It’s always hard to tell from an exhibition game, but there was some good conclusions to draw from Kent State’s 73-45 exhibition victory over Hiram College Sunday.
First, the hedge. Hiram is a below-average Division III team. The Terriers were 7-19 last year and aren’t predicted to be much better this year. They don’t have a player over 6 feet tall.
Larissa Lurken, the veteran of the team as a junior, was in midseason form. She scored 24 points, 19 in the first half. She made her usual three-pointers, but made five of seven two-point shots, including two layups on fast breaks. I don’t remember her scoring on a fast break at all last season.
The Flashes are playing more up-tempo. They scored 16 fast-break points and scored 18 points in a row to end the first half. The team seems faster and quicker than last year’s group, which was 5-25.
Redshirt freshman Tyra James is as good as advertised. Out all last year with a knee injury, James scored six of Kent’s first eight points and had 13 overall. She’s very smooth with the basketball; she had a gorgeous reverse layup in the second half. At her best, she looked like an all-conference player. The 5-11 wing had six rebounds, though she also had four turnovers.
The starting line-up was Lurken, James, sophomores Jordan Korinek and Naddiyah Cross, and junior college transfer Chelsi Watson. Watson is a 5-10 forward who has the best vertical leap on the team. She had eight rebounds and actually jumped center on the opening tipoff. (She didn’t control it.)
The team showed it can play without Korinek, who got two quick offensive fouls (one on an illegal pick). She scored just two points in 12 minutes. But they’ll need her in the regular season. She was the team’s third-leading scorer and rebounder last season and is Kent State’s best post player.
Cross, the point guard, had seven assists, eight points and just two turnovers. She had clear control of the offense. Cross was aggressive at driving to the basket and made the only three-point basket besides Lurken. We didn’t see that kind of offense at the point last season.
Surprise of the game was 6-4 freshman Merissa Barber-Smith, who had nine points, 10 rebounds and a block in just 13 minutes.
Freshman guard Alexa Golden and Megan Carter, both all-state high school players, looked like freshmen. They did some good things, but both were one of six shooting and looked unsure on offense. Golden did look like the good defense player she’s supposed to be; Carter had some nice moves on jump shots in the second half. Carter was the first player off the bench and played back-up point guard. Freshman Taylor Parker also played a lot at point in the second half and had six points and two steals. She is very fast.
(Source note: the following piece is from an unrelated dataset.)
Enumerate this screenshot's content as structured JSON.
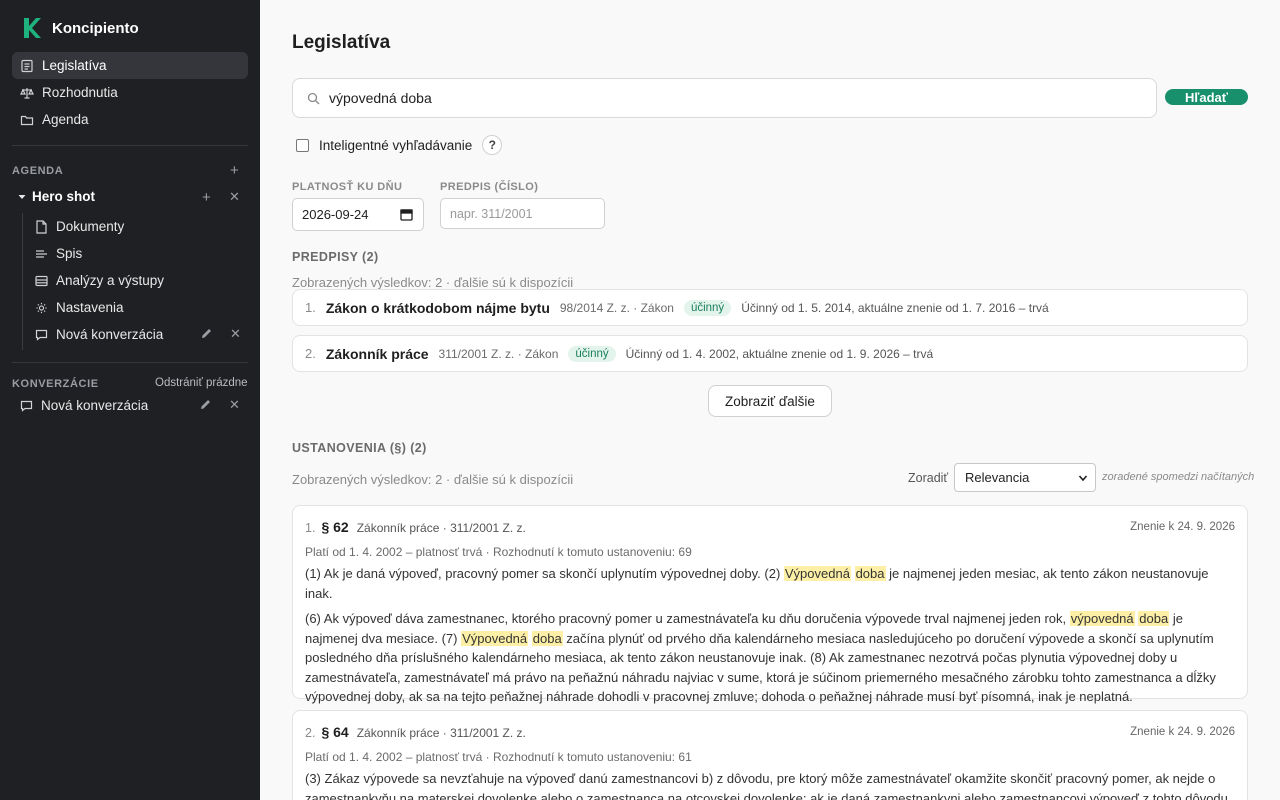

The Flashes had 17 turnovers — too many against a Division III team. The starters had 11 of those, so we can’t blame it on the freshmen. The team had just five turnovers in the second half, when the freshmen played the most.
Thirteen of Kent’s 15 players got in the game; 11 scored. Eleven played more than 11 minutes. Freshman Savannah Neace and junior college transfer Keziah Lewis didn’t play. Sophomore McKenna Stephens, a significant contributor last year, played only eight minutes and didn’t score. She didn’t look completely healthy.
Kent State played a great deal of zone defense. In her postgame interview, coach Danny O’Banion said that wasn’t necessarily a sign of the season. “It will depend on the opponent,” she said. “This is a very coachable group” that can play a lot of ways. O’Banion was noncommittal on the team’s overall performance, saying it was just nice to play someone besides themselves.
The Flashes shot 50 percent in the first half and 43 percent for the game. They were 5 of 22 on three-pointers. Lurken was four for eight. Kent, much bigger and stronger than Hiram, outrebounded the Terriers 50-37. The Flashes had 16 offensive rebounds and 18 second-chance points.
Hiram shot 27 percent from the field and on three-pointers. KSU forced 20 turnovers.
Kent State’s first four-quarter game was uneventful. The first timeout came just after six minutes; it would have been four minutes last season. It also felt different to have players shooting two foul shots after they hit the bonus. There’s no one-and-one anymore in women’s basketball.
The Flashes open the regular season Colgate at 2 p.m. next Sunday at the MACC. Colgate was 9-22 last season. Kent beat them on the road on a last-second shot.